Task inputs
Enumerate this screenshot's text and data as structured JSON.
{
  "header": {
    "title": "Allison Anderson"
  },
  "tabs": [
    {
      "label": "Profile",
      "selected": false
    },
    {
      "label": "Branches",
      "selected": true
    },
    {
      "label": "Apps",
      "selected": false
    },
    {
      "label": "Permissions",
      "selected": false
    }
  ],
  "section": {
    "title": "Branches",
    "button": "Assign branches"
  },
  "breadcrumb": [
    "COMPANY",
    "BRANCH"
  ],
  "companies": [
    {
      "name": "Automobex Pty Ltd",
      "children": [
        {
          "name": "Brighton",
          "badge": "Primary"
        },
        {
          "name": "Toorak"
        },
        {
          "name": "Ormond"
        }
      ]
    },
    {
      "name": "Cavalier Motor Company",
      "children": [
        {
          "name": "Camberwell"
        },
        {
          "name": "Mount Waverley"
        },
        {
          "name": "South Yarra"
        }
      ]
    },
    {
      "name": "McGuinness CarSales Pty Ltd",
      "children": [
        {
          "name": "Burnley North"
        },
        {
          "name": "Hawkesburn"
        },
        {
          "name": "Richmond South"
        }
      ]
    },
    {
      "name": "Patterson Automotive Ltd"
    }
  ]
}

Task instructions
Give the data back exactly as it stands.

Completed task
Enumerate this screenshot's text and data as structured JSON.
{
  "header": {
    "title": "Allison Anderson"
  },
  "tabs": [
    {
      "label": "Profile",
      "selected": false
    },
    {
      "label": "Branches",
      "selected": true
    },
    {
      "label": "Apps",
      "selected": false
    },
    {
      "label": "Permissions",
      "selected": false
    }
  ],
  "section": {
    "title": "Branches",
    "button": "Assign branches"
  },
  "breadcrumb": [
    "COMPANY",
    "BRANCH"
  ],
  "companies": [
    {
      "name": "Automobex Pty Ltd",
      "children": [
        {
          "name": "Brighton",
          "badge": "Primary"
        },
        {
          "name": "Toorak"
        },
        {
          "name": "Ormond"
        }
      ]
    },
    {
      "name": "Cavalier Motor Company",
      "children": [
        {
          "name": "Camberwell"
        },
        {
          "name": "Mount Waverley"
        },
        {
          "name": "South Yarra"
        }
      ]
    },
    {
      "name": "McGuinness CarSales Pty Ltd",
      "children": [
        {
          "name": "Burnley North"
        },
        {
          "name": "Hawkesburn"
        },
        {
          "name": "Richmond South"
        }
      ]
    },
    {
      "name": "Patterson Automotive Ltd"
    }
  ]
}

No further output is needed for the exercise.